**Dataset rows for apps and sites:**
*** Begin section ***
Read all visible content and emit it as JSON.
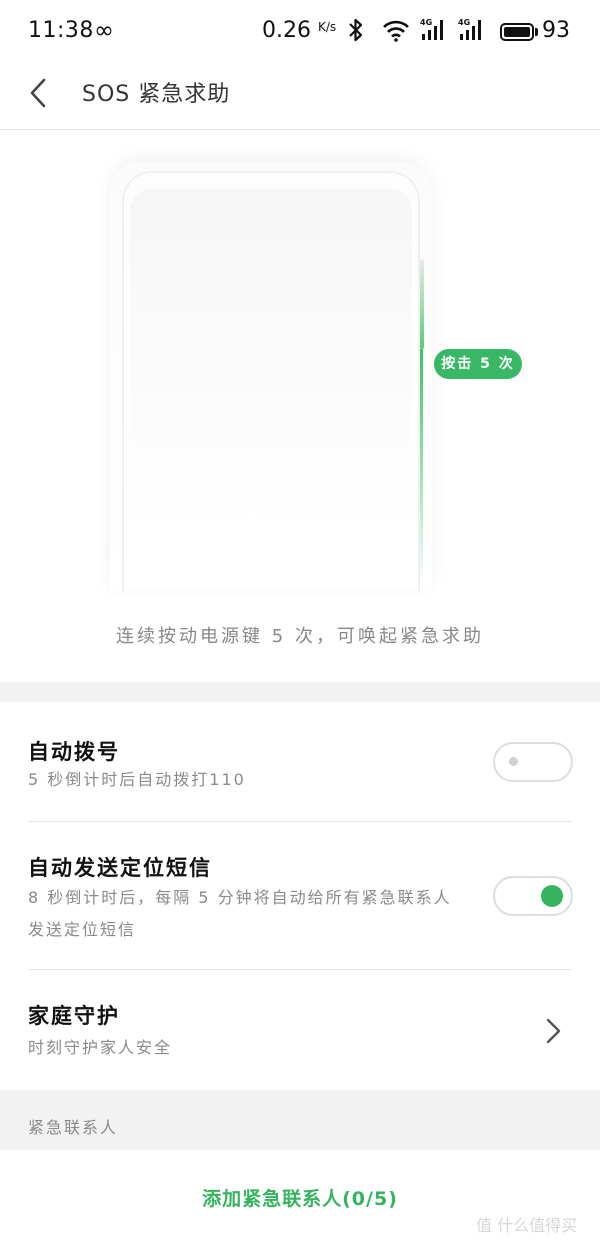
{
  "status_bar": {
    "time": "11:38",
    "infinity": "∞",
    "net_speed": "0.26",
    "net_speed_unit": "K/s",
    "signal_label_1": "4G",
    "signal_label_2": "4G",
    "battery_level": "93"
  },
  "header": {
    "title": "SOS 紧急求助",
    "back_icon": "chevron-left-icon"
  },
  "illustration": {
    "badge": "按击 5 次",
    "hint": "连续按动电源键 5 次，可唤起紧急求助",
    "accent_color": "#34b45e"
  },
  "settings": {
    "auto_dial": {
      "title": "自动拨号",
      "subtitle": "5 秒倒计时后自动拨打110",
      "enabled": false
    },
    "auto_sms": {
      "title": "自动发送定位短信",
      "subtitle": "8 秒倒计时后，每隔 5 分钟将自动给所有紧急联系人发送定位短信",
      "enabled": true
    },
    "family_guard": {
      "title": "家庭守护",
      "subtitle": "时刻守护家人安全"
    }
  },
  "contacts": {
    "section_label": "紧急联系人",
    "add_button": "添加紧急联系人(0/5)"
  },
  "watermark": "值 什么值得买"
}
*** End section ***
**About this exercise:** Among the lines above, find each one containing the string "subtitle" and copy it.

**Finished exercise:**
      "subtitle": "5 秒倒计时后自动拨打110",
      "subtitle": "8 秒倒计时后，每隔 5 分钟将自动给所有紧急联系人发送定位短信",
      "subtitle": "时刻守护家人安全"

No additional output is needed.